Commonly Asked Questions about Addiction and Treatment
When do you walk away from a loved one that is a drug addict?
Deciding to distance yourself from a loved one who is struggling with addiction is a deeply personal and difficult decision. There's no universal right or wrong answer, as it depends on the individual circumstances, the severity of the addiction, the impact on your wellbeing, and other factors. However, there are a few circumstances where walking away might be the appropriate course of action:
- Self-preservation: If the relationship with the loved one is causing significant harm to your mental, emotional, or physical health, it may be necessary to establish boundaries or distance yourself for your own wellbeing. Remember, you can't effectively support others if you're not taking care of yourself.
- Enabling Behavior: If your actions are enabling the individual's substance abuse rather than supporting their recovery, creating distance might be beneficial. Enabling can include covering up for their substance use, providing financial support for their habit, or repeatedly rescuing them from the consequences of their behavior.
- Lack of Respect for Boundaries: If your loved one consistently ignores or disrespects boundaries that you have established, it might be time to consider distancing yourself.
- Abuse or Violence: If your loved one becomes abusive or violent under the influence of drugs, prioritizing your safety is crucial. In such instances, it's critical to seek help from local authorities or a domestic violence hotline.
- Unwillingness to Seek Help: If your loved one consistently refuses to seek help, denies they have a problem, or repeatedly relapses without making an effort towards recovery, it might be necessary to consider distancing yourself.
What will a rehab do to help me get through my withdrawal symptoms?
Rehabilitation centers use a combination of medical, psychological, and supportive care to help you manage and overcome withdrawal symptoms during the detoxification stage of recovery. Here's what you can expect:
Medical Supervision and Care: During withdrawal, you'll be under the constant care of medical professionals who monitor your vital signs and general health. This is crucial because withdrawal from certain substances can be life-threatening.
Medication-Assisted Treatment: Depending on the substance you're withdrawing from and the severity of your symptoms, the medical team may administer medications to alleviate discomfort and reduce cravings. For example, methadone or buprenorphine might be used for opioid withdrawal, while benzodiazepines might be used for alcohol withdrawal.
Psychological Support: Mental health professionals provide psychological support during withdrawal. This might include individual counseling, group therapy, or cognitive-behavioral techniques to help manage cravings and cope with the emotional stress of withdrawal.
Comfort Measures: Rehab centers often use comfort measures to help manage withdrawal symptoms. These might include a quiet and comfortable room to rest in, nutritional support, hydration, and complementary therapies such as acupuncture, massage, or yoga.
Preparation for Ongoing Treatment: Detox and withdrawal management are just the first steps in the recovery process.
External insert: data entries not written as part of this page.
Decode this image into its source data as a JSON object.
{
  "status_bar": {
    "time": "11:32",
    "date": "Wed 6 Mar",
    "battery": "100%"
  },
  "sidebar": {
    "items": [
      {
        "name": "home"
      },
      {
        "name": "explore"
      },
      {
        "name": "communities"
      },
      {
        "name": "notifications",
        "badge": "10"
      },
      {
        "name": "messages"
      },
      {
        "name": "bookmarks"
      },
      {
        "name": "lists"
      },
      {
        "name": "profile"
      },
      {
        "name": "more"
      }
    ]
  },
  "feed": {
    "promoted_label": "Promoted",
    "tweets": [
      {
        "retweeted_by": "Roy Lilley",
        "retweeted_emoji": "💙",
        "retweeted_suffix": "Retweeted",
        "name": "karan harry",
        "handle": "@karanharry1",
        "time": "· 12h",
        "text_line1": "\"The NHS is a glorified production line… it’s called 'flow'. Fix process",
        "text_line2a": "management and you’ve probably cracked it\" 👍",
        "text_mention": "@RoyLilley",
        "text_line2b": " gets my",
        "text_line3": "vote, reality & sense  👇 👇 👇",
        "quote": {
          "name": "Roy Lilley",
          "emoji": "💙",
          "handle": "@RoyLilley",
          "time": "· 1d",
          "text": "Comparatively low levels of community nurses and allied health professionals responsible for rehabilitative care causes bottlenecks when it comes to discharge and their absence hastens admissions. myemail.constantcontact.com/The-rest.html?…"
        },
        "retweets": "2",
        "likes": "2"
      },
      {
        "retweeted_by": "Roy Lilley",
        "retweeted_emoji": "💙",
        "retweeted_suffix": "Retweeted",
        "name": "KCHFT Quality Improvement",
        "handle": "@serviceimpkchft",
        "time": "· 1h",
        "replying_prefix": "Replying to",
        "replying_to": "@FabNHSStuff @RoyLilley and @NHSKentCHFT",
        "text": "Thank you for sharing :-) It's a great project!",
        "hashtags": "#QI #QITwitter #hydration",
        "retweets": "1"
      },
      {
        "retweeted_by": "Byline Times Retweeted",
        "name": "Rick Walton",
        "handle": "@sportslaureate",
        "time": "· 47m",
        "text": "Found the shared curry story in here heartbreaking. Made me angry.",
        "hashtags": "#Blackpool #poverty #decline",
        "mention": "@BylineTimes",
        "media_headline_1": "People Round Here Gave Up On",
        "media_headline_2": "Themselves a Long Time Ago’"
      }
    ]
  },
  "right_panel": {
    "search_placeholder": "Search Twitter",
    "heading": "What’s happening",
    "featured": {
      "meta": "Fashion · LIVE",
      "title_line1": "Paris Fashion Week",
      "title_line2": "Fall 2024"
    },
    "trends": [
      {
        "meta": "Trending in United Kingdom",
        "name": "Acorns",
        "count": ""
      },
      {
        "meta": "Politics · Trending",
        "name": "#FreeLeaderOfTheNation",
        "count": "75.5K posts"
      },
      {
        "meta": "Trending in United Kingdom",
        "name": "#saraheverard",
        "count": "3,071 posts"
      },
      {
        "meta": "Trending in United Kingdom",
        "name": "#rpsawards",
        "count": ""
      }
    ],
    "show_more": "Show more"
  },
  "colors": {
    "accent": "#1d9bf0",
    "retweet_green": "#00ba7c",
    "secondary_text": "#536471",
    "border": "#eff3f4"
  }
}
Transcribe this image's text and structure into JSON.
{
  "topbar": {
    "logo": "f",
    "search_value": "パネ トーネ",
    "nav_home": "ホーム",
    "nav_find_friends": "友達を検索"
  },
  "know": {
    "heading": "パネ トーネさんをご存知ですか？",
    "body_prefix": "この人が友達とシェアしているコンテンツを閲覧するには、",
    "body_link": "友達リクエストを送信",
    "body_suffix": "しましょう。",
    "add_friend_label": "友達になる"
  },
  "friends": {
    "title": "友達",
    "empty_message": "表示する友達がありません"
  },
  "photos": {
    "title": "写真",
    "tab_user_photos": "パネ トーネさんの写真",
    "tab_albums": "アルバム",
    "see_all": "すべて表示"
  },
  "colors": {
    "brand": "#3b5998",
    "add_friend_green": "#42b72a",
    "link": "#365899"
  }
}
While helping you through withdrawal, staff at the rehab center will also be preparing you for the next phases of treatment, which may include therapy, medication management, and skill-building to maintain long-term sobriety.
Peer Support: Many rehab centers facilitate peer support groups, where you can share experiences and coping strategies with others who are going through a similar process.
Can alcohol withdrawal be fatal?
Yes, alcohol withdrawal can be fatal in severe cases, which is why it should always be managed under the supervision of healthcare professionals. This is especially true for individuals who have been drinking heavily for a long period of time or who have a history of severe withdrawal symptoms.
The most serious form of alcohol withdrawal is called delirium tremens (DTs), which occurs in approximately 5% of patients undergoing withdrawal. It typically starts 48 to 72 hours after the last drink, and symptoms can include severe confusion, hallucinations, high blood pressure, fever, heavy sweating, and rapid heartbeat. In addition to these, seizures can occur, which add to the risk.
Delirium tremens is a medical emergency and can be life-threatening if not treated promptly. Mortality rates without treatment are estimated to be as high as 35%, but with appropriate treatment, this rate drops to 5-15%.
Even less severe cases of alcohol withdrawal can be dangerous because they can lead to dehydration, severe vomiting, or other complications. Furthermore, withdrawal symptoms can make it difficult for an individual to maintain abstinence from alcohol, increasing the risk of a potentially dangerous relapse.